### WHAT IS EXPECTED
Pull every line containing "Development" from the listing below.

### ENTRIES SHOWN

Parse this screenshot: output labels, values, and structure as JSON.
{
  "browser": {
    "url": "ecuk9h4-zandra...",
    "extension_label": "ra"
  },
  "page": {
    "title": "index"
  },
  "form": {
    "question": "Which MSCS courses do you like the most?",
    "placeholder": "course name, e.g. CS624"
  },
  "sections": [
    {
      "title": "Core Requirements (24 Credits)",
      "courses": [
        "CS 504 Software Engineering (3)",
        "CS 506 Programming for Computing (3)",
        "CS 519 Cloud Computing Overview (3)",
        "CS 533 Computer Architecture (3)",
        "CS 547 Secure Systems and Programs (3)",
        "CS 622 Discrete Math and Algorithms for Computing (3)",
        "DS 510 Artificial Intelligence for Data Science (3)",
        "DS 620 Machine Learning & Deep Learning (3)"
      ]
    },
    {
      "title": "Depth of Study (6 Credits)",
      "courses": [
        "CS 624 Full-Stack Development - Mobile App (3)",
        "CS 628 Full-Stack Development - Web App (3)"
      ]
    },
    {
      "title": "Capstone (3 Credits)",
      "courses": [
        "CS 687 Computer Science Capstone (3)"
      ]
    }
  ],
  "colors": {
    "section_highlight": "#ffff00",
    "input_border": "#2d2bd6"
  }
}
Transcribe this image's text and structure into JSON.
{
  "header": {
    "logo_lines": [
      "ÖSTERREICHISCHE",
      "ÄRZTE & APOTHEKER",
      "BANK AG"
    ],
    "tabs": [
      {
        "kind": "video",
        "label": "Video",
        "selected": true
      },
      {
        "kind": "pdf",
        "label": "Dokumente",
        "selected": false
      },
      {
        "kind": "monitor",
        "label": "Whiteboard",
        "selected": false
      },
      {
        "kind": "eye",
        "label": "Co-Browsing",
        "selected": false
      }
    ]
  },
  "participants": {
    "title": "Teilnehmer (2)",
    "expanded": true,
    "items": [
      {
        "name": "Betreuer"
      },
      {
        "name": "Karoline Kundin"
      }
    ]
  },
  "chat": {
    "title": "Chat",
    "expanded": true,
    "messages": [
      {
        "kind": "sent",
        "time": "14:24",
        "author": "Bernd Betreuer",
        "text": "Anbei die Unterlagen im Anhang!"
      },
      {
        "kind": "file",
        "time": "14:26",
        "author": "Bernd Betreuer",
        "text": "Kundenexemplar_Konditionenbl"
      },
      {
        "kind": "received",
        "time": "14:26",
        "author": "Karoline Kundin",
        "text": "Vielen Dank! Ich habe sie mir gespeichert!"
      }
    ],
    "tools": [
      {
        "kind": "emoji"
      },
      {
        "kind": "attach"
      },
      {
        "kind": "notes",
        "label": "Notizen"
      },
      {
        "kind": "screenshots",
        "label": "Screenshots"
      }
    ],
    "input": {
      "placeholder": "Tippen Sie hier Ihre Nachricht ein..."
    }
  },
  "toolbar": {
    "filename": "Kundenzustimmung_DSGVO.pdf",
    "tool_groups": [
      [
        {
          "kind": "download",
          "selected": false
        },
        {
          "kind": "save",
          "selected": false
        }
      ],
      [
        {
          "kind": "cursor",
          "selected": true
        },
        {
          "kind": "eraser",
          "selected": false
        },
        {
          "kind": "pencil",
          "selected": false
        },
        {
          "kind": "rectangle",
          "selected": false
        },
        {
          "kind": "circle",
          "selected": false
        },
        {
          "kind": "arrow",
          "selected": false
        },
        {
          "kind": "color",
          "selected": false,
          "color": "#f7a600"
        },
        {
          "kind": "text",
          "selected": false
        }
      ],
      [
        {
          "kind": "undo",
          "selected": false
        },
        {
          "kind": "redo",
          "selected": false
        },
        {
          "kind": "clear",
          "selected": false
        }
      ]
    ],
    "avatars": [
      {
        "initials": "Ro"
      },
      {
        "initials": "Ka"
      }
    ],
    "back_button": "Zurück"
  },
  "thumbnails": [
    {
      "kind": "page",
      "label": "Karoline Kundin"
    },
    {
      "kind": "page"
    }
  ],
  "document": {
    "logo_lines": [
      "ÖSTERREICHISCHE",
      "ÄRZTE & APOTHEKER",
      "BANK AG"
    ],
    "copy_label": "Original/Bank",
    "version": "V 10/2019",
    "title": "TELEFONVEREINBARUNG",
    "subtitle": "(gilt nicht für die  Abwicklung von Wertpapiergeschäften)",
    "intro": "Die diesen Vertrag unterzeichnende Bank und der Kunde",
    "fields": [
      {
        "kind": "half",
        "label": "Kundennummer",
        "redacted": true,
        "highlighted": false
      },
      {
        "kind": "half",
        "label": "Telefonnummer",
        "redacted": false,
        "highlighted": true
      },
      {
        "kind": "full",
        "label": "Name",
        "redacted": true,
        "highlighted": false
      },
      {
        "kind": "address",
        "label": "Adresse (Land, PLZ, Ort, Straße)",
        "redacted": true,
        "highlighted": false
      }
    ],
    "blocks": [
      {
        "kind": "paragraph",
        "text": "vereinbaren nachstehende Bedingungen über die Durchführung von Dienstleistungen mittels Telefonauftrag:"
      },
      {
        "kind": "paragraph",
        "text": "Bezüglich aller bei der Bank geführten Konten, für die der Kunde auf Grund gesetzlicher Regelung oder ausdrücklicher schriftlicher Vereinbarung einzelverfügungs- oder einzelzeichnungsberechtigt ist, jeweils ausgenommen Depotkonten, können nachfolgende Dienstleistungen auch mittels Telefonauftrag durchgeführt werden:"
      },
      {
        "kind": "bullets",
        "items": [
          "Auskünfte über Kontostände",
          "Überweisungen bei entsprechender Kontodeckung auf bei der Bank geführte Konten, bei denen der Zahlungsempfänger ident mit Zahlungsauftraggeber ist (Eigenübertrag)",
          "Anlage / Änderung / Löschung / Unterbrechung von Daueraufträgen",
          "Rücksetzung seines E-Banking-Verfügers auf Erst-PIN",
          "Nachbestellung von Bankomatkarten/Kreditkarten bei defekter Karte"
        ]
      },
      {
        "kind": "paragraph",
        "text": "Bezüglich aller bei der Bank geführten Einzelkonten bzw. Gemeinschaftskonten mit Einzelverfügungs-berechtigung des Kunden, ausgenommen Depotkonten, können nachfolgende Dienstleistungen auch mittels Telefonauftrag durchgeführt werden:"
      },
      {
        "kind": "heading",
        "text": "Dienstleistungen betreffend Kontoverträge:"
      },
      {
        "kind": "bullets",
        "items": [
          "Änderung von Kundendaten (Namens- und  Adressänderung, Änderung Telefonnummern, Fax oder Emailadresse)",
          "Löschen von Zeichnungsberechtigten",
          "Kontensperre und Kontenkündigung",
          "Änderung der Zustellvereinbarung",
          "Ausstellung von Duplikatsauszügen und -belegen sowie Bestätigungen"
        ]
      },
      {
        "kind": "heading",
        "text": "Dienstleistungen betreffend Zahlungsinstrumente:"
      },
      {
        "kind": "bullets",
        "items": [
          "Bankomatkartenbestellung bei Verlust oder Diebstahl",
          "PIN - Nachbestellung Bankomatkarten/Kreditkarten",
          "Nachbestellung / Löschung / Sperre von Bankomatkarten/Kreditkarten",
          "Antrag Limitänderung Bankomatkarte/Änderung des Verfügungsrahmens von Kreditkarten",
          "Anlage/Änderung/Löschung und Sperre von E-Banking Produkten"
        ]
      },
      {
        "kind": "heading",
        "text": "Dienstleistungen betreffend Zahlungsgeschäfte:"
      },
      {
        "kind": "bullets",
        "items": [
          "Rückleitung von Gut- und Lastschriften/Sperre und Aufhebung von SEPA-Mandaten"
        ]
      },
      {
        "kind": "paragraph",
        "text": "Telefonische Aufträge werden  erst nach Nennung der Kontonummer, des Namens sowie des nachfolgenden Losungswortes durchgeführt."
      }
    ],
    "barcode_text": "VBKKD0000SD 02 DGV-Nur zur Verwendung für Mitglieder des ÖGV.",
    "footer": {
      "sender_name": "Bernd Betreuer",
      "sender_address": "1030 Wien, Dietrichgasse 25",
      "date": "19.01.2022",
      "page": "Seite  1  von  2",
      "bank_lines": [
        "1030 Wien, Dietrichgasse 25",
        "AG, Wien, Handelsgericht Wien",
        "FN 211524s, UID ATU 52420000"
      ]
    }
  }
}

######

### SOLVED PROBLEM
        "CS 624 Full-Stack Development - Mobile App (3)",
        "CS 628 Full-Stack Development - Web App (3)"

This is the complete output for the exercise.